----- LISTED RECORDS

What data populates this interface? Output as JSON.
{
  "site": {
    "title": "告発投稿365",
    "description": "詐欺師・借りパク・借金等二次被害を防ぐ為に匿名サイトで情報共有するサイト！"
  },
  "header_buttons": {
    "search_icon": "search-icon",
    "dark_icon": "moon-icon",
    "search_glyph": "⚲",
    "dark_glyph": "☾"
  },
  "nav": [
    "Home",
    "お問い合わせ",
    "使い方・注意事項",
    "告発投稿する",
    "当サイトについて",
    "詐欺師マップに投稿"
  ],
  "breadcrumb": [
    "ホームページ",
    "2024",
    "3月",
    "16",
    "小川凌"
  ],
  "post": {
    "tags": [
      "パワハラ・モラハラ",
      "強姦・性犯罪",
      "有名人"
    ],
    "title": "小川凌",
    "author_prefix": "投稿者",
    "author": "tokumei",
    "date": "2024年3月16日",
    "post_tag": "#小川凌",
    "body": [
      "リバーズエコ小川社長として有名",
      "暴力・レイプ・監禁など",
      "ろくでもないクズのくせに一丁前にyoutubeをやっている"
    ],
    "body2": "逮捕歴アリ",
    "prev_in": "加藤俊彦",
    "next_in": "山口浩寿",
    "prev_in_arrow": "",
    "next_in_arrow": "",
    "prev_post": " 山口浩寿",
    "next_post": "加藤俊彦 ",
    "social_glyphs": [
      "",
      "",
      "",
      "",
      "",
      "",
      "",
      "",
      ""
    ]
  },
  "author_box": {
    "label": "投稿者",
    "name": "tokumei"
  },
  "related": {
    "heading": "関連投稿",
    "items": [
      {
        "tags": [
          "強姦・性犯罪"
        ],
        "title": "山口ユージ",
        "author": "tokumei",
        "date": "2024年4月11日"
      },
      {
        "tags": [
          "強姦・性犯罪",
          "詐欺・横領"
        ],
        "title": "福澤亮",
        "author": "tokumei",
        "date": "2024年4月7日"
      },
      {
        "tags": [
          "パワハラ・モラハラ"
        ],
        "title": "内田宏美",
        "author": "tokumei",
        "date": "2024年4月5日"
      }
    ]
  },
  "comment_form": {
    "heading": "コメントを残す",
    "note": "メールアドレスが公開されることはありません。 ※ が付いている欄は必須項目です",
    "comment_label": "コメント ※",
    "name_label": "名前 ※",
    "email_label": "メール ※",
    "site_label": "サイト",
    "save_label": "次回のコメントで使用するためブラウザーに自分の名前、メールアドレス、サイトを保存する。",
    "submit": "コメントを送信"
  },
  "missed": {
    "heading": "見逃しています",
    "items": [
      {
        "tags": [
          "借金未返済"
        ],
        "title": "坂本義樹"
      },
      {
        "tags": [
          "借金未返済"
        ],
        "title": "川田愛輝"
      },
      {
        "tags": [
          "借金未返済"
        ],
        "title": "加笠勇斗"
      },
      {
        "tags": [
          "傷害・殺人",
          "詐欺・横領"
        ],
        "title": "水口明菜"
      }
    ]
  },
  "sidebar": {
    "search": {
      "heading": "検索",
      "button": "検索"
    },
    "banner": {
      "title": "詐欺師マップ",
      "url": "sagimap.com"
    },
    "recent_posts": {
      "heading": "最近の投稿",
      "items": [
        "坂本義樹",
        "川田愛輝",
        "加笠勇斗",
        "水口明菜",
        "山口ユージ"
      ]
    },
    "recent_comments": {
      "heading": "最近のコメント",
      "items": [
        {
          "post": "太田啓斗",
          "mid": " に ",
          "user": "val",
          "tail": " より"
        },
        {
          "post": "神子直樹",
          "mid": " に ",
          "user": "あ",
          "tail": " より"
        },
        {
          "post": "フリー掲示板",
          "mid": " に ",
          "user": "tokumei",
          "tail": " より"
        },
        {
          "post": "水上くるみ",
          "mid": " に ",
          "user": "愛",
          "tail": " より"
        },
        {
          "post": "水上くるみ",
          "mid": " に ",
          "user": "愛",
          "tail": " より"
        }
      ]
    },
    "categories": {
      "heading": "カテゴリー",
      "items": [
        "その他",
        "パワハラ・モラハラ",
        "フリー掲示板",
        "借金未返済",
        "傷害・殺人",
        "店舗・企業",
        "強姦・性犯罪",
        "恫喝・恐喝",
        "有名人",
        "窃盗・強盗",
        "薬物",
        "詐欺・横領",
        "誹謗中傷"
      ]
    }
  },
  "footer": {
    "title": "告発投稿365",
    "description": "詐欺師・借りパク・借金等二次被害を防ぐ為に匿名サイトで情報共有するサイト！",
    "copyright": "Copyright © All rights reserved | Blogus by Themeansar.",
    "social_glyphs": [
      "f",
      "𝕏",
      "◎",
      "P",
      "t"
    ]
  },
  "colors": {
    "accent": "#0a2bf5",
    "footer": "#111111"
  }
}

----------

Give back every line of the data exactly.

What data populates this interface? Output as JSON.
{
  "site": {
    "title": "告発投稿365",
    "description": "詐欺師・借りパク・借金等二次被害を防ぐ為に匿名サイトで情報共有するサイト！"
  },
  "header_buttons": {
    "search_icon": "search-icon",
    "dark_icon": "moon-icon",
    "search_glyph": "⚲",
    "dark_glyph": "☾"
  },
  "nav": [
    "Home",
    "お問い合わせ",
    "使い方・注意事項",
    "告発投稿する",
    "当サイトについて",
    "詐欺師マップに投稿"
  ],
  "breadcrumb": [
    "ホームページ",
    "2024",
    "3月",
    "16",
    "小川凌"
  ],
  "post": {
    "tags": [
      "パワハラ・モラハラ",
      "強姦・性犯罪",
      "有名人"
    ],
    "title": "小川凌",
    "author_prefix": "投稿者",
    "author": "tokumei",
    "date": "2024年3月16日",
    "post_tag": "#小川凌",
    "body": [
      "リバーズエコ小川社長として有名",
      "暴力・レイプ・監禁など",
      "ろくでもないクズのくせに一丁前にyoutubeをやっている"
    ],
    "body2": "逮捕歴アリ",
    "prev_in": "加藤俊彦",
    "next_in": "山口浩寿",
    "prev_in_arrow": "",
    "next_in_arrow": "",
    "prev_post": " 山口浩寿",
    "next_post": "加藤俊彦 ",
    "social_glyphs": [
      "",
      "",
      "",
      "",
      "",
      "",
      "",
      "",
      ""
    ]
  },
  "author_box": {
    "label": "投稿者",
    "name": "tokumei"
  },
  "related": {
    "heading": "関連投稿",
    "items": [
      {
        "tags": [
          "強姦・性犯罪"
        ],
        "title": "山口ユージ",
        "author": "tokumei",
        "date": "2024年4月11日"
      },
      {
        "tags": [
          "強姦・性犯罪",
          "詐欺・横領"
        ],
        "title": "福澤亮",
        "author": "tokumei",
        "date": "2024年4月7日"
      },
      {
        "tags": [
          "パワハラ・モラハラ"
        ],
        "title": "内田宏美",
        "author": "tokumei",
        "date": "2024年4月5日"
      }
    ]
  },
  "comment_form": {
    "heading": "コメントを残す",
    "note": "メールアドレスが公開されることはありません。 ※ が付いている欄は必須項目です",
    "comment_label": "コメント ※",
    "name_label": "名前 ※",
    "email_label": "メール ※",
    "site_label": "サイト",
    "save_label": "次回のコメントで使用するためブラウザーに自分の名前、メールアドレス、サイトを保存する。",
    "submit": "コメントを送信"
  },
  "missed": {
    "heading": "見逃しています",
    "items": [
      {
        "tags": [
          "借金未返済"
        ],
        "title": "坂本義樹"
      },
      {
        "tags": [
          "借金未返済"
        ],
        "title": "川田愛輝"
      },
      {
        "tags": [
          "借金未返済"
        ],
        "title": "加笠勇斗"
      },
      {
        "tags": [
          "傷害・殺人",
          "詐欺・横領"
        ],
        "title": "水口明菜"
      }
    ]
  },
  "sidebar": {
    "search": {
      "heading": "検索",
      "button": "検索"
    },
    "banner": {
      "title": "詐欺師マップ",
      "url": "sagimap.com"
    },
    "recent_posts": {
      "heading": "最近の投稿",
      "items": [
        "坂本義樹",
        "川田愛輝",
        "加笠勇斗",
        "水口明菜",
        "山口ユージ"
      ]
    },
    "recent_comments": {
      "heading": "最近のコメント",
      "items": [
        {
          "post": "太田啓斗",
          "mid": " に ",
          "user": "val",
          "tail": " より"
        },
        {
          "post": "神子直樹",
          "mid": " に ",
          "user": "あ",
          "tail": " より"
        },
        {
          "post": "フリー掲示板",
          "mid": " に ",
          "user": "tokumei",
          "tail": " より"
        },
        {
          "post": "水上くるみ",
          "mid": " に ",
          "user": "愛",
          "tail": " より"
        },
        {
          "post": "水上くるみ",
          "mid": " に ",
          "user": "愛",
          "tail": " より"
        }
      ]
    },
    "categories": {
      "heading": "カテゴリー",
      "items": [
        "その他",
        "パワハラ・モラハラ",
        "フリー掲示板",
        "借金未返済",
        "傷害・殺人",
        "店舗・企業",
        "強姦・性犯罪",
        "恫喝・恐喝",
        "有名人",
        "窃盗・強盗",
        "薬物",
        "詐欺・横領",
        "誹謗中傷"
      ]
    }
  },
  "footer": {
    "title": "告発投稿365",
    "description": "詐欺師・借りパク・借金等二次被害を防ぐ為に匿名サイトで情報共有するサイト！",
    "copyright": "Copyright © All rights reserved | Blogus by Themeansar.",
    "social_glyphs": [
      "f",
      "𝕏",
      "◎",
      "P",
      "t"
    ]
  },
  "colors": {
    "accent": "#0a2bf5",
    "footer": "#111111"
  }
}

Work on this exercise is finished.